Here you will hear songs of town and country, of life and lore, of love and death as were enjoyed and sung four centuries ago. You will also find seminal sources of songs that have become firm favourites.

A favourite of mine from the CD is "The Recruiting Officer." This was reused, as so many older tunes were, by John Gay in his magnificent "Beggars Opera" -- now there's a CD, the RSC version of the opera, if you like older music. You may know this track as "Over the Hills."

We are transported to the wards of Bedlam or Bethlehem Lunatic Asylum with "Mad Tom."
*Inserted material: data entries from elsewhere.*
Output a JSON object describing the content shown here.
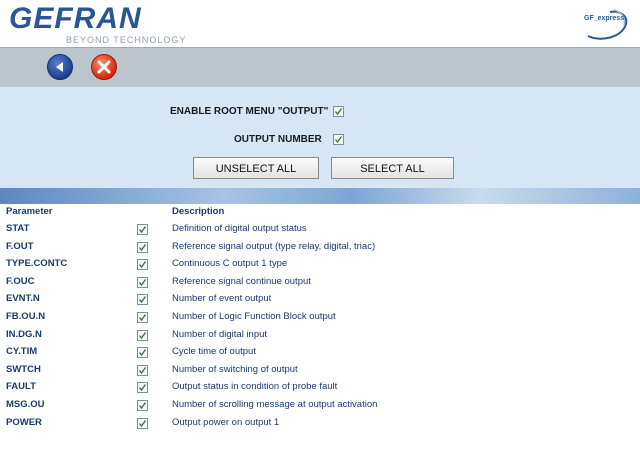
{
  "header": {
    "logo_text": "GEFRAN",
    "tagline": "BEYOND TECHNOLOGY",
    "right_logo_text": "GF_express"
  },
  "toolbar": {
    "back_icon": "back-arrow-icon",
    "close_icon": "close-icon"
  },
  "options": {
    "enable_root_label": "ENABLE ROOT MENU \"OUTPUT\"",
    "enable_root_checked": true,
    "output_number_label": "OUTPUT NUMBER",
    "output_number_checked": true
  },
  "buttons": {
    "unselect_all": "UNSELECT ALL",
    "select_all": "SELECT ALL"
  },
  "table": {
    "headers": {
      "parameter": "Parameter",
      "description": "Description"
    },
    "rows": [
      {
        "param": "STAT",
        "desc": "Definition of digital output status",
        "checked": true
      },
      {
        "param": "F.OUT",
        "desc": "Reference signal output (type relay, digital, triac)",
        "checked": true
      },
      {
        "param": "TYPE.CONTC",
        "desc": "Continuous C output 1 type",
        "checked": true
      },
      {
        "param": "F.OUC",
        "desc": "Reference signal continue output",
        "checked": true
      },
      {
        "param": "EVNT.N",
        "desc": "Number of event output",
        "checked": true
      },
      {
        "param": "FB.OU.N",
        "desc": "Number of Logic Function Block output",
        "checked": true
      },
      {
        "param": "IN.DG.N",
        "desc": "Number of digital input",
        "checked": true
      },
      {
        "param": "CY.TIM",
        "desc": "Cycle time of output",
        "checked": true
      },
      {
        "param": "SWTCH",
        "desc": "Number of switching of output",
        "checked": true
      },
      {
        "param": "FAULT",
        "desc": "Output status in condition of probe fault",
        "checked": true
      },
      {
        "param": "MSG.OU",
        "desc": "Number of scrolling message at output activation",
        "checked": true
      },
      {
        "param": "POWER",
        "desc": "Output power on output 1",
        "checked": true
      }
    ]
  },
  "colors": {
    "brand": "#2a5596",
    "panel_bg": "#d7e6f5",
    "toolbar_bg": "#bcc4cc",
    "text_dark_blue": "#1a3a6a"
  }
}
This is a CD to seek out for lovers of good music but it is also an education in manners, social history and good writing. The insert booklet is a model of what such a publication should be. It has background to the songs, lyrics and notes on the performers. Do not miss it -- I have the other releases by the consort on my Christmas wishlist for 2003, so I hope Santa reads this.

- Rambles
written by Nicky Rossiter
published 12 April 2003